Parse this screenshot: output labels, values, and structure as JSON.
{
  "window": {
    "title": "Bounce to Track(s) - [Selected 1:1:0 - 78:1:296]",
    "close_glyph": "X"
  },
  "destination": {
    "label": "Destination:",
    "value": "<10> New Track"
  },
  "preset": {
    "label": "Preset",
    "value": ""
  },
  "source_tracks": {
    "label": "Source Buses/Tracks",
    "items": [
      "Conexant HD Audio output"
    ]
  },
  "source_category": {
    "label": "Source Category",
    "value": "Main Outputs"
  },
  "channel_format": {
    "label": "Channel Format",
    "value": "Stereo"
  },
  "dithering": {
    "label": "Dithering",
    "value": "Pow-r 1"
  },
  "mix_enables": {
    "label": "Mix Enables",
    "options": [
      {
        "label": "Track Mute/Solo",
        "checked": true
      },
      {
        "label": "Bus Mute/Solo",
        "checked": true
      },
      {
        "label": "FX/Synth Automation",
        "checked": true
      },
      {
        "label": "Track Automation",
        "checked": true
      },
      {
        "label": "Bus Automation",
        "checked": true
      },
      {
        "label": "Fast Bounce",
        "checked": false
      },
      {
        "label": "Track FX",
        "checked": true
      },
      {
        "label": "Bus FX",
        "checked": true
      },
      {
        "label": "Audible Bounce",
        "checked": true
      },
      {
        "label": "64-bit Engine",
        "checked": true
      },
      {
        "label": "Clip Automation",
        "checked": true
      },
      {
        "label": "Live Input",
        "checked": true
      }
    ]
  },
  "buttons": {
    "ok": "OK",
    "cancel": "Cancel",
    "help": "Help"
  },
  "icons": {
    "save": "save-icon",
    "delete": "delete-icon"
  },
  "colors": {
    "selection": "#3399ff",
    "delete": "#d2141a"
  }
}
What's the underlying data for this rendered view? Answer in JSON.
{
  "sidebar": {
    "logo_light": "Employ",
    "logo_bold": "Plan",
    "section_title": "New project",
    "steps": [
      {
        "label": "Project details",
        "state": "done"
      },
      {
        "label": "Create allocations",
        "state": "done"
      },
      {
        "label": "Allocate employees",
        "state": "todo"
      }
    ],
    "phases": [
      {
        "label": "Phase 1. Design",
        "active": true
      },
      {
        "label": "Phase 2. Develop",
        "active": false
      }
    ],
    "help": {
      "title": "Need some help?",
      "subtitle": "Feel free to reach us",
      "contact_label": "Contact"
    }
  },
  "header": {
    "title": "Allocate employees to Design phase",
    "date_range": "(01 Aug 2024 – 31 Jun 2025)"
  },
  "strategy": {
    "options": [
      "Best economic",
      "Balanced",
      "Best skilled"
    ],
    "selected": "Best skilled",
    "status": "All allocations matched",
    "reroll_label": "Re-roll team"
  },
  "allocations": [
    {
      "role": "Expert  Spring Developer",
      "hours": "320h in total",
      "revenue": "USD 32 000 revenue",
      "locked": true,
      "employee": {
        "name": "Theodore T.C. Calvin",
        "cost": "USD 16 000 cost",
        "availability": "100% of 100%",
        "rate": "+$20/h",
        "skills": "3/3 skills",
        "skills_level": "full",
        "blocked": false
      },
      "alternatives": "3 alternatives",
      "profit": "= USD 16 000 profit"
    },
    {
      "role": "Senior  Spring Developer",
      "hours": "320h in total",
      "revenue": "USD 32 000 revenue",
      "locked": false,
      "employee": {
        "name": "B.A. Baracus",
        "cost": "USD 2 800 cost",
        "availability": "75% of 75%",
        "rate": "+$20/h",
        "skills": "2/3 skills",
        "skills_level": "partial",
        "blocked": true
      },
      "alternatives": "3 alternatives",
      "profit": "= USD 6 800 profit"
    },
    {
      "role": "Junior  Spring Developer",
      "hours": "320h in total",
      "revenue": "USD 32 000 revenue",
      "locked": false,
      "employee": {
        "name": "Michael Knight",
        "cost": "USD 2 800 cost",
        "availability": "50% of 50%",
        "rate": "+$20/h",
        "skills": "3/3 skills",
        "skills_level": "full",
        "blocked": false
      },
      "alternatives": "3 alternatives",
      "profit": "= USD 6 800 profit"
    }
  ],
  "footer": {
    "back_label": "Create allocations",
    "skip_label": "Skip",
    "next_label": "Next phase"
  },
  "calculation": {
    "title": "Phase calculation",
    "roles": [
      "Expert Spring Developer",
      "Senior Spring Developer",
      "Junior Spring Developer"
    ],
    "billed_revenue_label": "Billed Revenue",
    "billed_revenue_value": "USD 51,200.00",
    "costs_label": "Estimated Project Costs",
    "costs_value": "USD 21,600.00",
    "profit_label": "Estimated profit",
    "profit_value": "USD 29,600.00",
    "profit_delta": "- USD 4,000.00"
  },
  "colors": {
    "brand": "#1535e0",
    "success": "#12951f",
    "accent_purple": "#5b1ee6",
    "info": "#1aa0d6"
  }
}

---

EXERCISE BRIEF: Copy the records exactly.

WRITTEN SOLUTION:
Parse this screenshot: output labels, values, and structure as JSON.
{
  "window": {
    "title": "Bounce to Track(s) - [Selected 1:1:0 - 78:1:296]",
    "close_glyph": "X"
  },
  "destination": {
    "label": "Destination:",
    "value": "<10> New Track"
  },
  "preset": {
    "label": "Preset",
    "value": ""
  },
  "source_tracks": {
    "label": "Source Buses/Tracks",
    "items": [
      "Conexant HD Audio output"
    ]
  },
  "source_category": {
    "label": "Source Category",
    "value": "Main Outputs"
  },
  "channel_format": {
    "label": "Channel Format",
    "value": "Stereo"
  },
  "dithering": {
    "label": "Dithering",
    "value": "Pow-r 1"
  },
  "mix_enables": {
    "label": "Mix Enables",
    "options": [
      {
        "label": "Track Mute/Solo",
        "checked": true
      },
      {
        "label": "Bus Mute/Solo",
        "checked": true
      },
      {
        "label": "FX/Synth Automation",
        "checked": true
      },
      {
        "label": "Track Automation",
        "checked": true
      },
      {
        "label": "Bus Automation",
        "checked": true
      },
      {
        "label": "Fast Bounce",
        "checked": false
      },
      {
        "label": "Track FX",
        "checked": true
      },
      {
        "label": "Bus FX",
        "checked": true
      },
      {
        "label": "Audible Bounce",
        "checked": true
      },
      {
        "label": "64-bit Engine",
        "checked": true
      },
      {
        "label": "Clip Automation",
        "checked": true
      },
      {
        "label": "Live Input",
        "checked": true
      }
    ]
  },
  "buttons": {
    "ok": "OK",
    "cancel": "Cancel",
    "help": "Help"
  },
  "icons": {
    "save": "save-icon",
    "delete": "delete-icon"
  },
  "colors": {
    "selection": "#3399ff",
    "delete": "#d2141a"
  }
}
What's the underlying data for this rendered view? Answer in JSON.
{
  "sidebar": {
    "logo_light": "Employ",
    "logo_bold": "Plan",
    "section_title": "New project",
    "steps": [
      {
        "label": "Project details",
        "state": "done"
      },
      {
        "label": "Create allocations",
        "state": "done"
      },
      {
        "label": "Allocate employees",
        "state": "todo"
      }
    ],
    "phases": [
      {
        "label": "Phase 1. Design",
        "active": true
      },
      {
        "label": "Phase 2. Develop",
        "active": false
      }
    ],
    "help": {
      "title": "Need some help?",
      "subtitle": "Feel free to reach us",
      "contact_label": "Contact"
    }
  },
  "header": {
    "title": "Allocate employees to Design phase",
    "date_range": "(01 Aug 2024 – 31 Jun 2025)"
  },
  "strategy": {
    "options": [
      "Best economic",
      "Balanced",
      "Best skilled"
    ],
    "selected": "Best skilled",
    "status": "All allocations matched",
    "reroll_label": "Re-roll team"
  },
  "allocations": [
    {
      "role": "Expert  Spring Developer",
      "hours": "320h in total",
      "revenue": "USD 32 000 revenue",
      "locked": true,
      "employee": {
        "name": "Theodore T.C. Calvin",
        "cost": "USD 16 000 cost",
        "availability": "100% of 100%",
        "rate": "+$20/h",
        "skills": "3/3 skills",
        "skills_level": "full",
        "blocked": false
      },
      "alternatives": "3 alternatives",
      "profit": "= USD 16 000 profit"
    },
    {
      "role": "Senior  Spring Developer",
      "hours": "320h in total",
      "revenue": "USD 32 000 revenue",
      "locked": false,
      "employee": {
        "name": "B.A. Baracus",
        "cost": "USD 2 800 cost",
        "availability": "75% of 75%",
        "rate": "+$20/h",
        "skills": "2/3 skills",
        "skills_level": "partial",
        "blocked": true
      },
      "alternatives": "3 alternatives",
      "profit": "= USD 6 800 profit"
    },
    {
      "role": "Junior  Spring Developer",
      "hours": "320h in total",
      "revenue": "USD 32 000 revenue",
      "locked": false,
      "employee": {
        "name": "Michael Knight",
        "cost": "USD 2 800 cost",
        "availability": "50% of 50%",
        "rate": "+$20/h",
        "skills": "3/3 skills",
        "skills_level": "full",
        "blocked": false
      },
      "alternatives": "3 alternatives",
      "profit": "= USD 6 800 profit"
    }
  ],
  "footer": {
    "back_label": "Create allocations",
    "skip_label": "Skip",
    "next_label": "Next phase"
  },
  "calculation": {
    "title": "Phase calculation",
    "roles": [
      "Expert Spring Developer",
      "Senior Spring Developer",
      "Junior Spring Developer"
    ],
    "billed_revenue_label": "Billed Revenue",
    "billed_revenue_value": "USD 51,200.00",
    "costs_label": "Estimated Project Costs",
    "costs_value": "USD 21,600.00",
    "profit_label": "Estimated profit",
    "profit_value": "USD 29,600.00",
    "profit_delta": "- USD 4,000.00"
  },
  "colors": {
    "brand": "#1535e0",
    "success": "#12951f",
    "accent_purple": "#5b1ee6",
    "info": "#1aa0d6"
  }
}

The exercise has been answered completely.